INPUT MATERIAL below:
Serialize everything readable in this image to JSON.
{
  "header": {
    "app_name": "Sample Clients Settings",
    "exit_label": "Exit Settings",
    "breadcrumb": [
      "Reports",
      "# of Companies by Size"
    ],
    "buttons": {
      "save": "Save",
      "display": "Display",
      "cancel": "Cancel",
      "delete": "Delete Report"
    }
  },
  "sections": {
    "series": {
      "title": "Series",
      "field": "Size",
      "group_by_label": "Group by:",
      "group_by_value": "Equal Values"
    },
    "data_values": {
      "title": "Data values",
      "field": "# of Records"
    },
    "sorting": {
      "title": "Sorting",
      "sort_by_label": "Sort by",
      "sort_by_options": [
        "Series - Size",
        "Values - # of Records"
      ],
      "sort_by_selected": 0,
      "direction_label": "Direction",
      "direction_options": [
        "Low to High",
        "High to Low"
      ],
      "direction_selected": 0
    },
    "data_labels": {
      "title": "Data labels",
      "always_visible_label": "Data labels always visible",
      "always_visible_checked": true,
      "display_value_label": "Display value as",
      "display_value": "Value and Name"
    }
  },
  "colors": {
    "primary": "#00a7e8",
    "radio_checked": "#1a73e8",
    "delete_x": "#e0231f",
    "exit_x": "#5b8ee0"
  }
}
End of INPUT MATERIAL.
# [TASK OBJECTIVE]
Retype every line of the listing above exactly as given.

# [EXERCISE RESULT]
Serialize everything readable in this image to JSON.
{
  "header": {
    "app_name": "Sample Clients Settings",
    "exit_label": "Exit Settings",
    "breadcrumb": [
      "Reports",
      "# of Companies by Size"
    ],
    "buttons": {
      "save": "Save",
      "display": "Display",
      "cancel": "Cancel",
      "delete": "Delete Report"
    }
  },
  "sections": {
    "series": {
      "title": "Series",
      "field": "Size",
      "group_by_label": "Group by:",
      "group_by_value": "Equal Values"
    },
    "data_values": {
      "title": "Data values",
      "field": "# of Records"
    },
    "sorting": {
      "title": "Sorting",
      "sort_by_label": "Sort by",
      "sort_by_options": [
        "Series - Size",
        "Values - # of Records"
      ],
      "sort_by_selected": 0,
      "direction_label": "Direction",
      "direction_options": [
        "Low to High",
        "High to Low"
      ],
      "direction_selected": 0
    },
    "data_labels": {
      "title": "Data labels",
      "always_visible_label": "Data labels always visible",
      "always_visible_checked": true,
      "display_value_label": "Display value as",
      "display_value": "Value and Name"
    }
  },
  "colors": {
    "primary": "#00a7e8",
    "radio_checked": "#1a73e8",
    "delete_x": "#e0231f",
    "exit_x": "#5b8ee0"
  }
}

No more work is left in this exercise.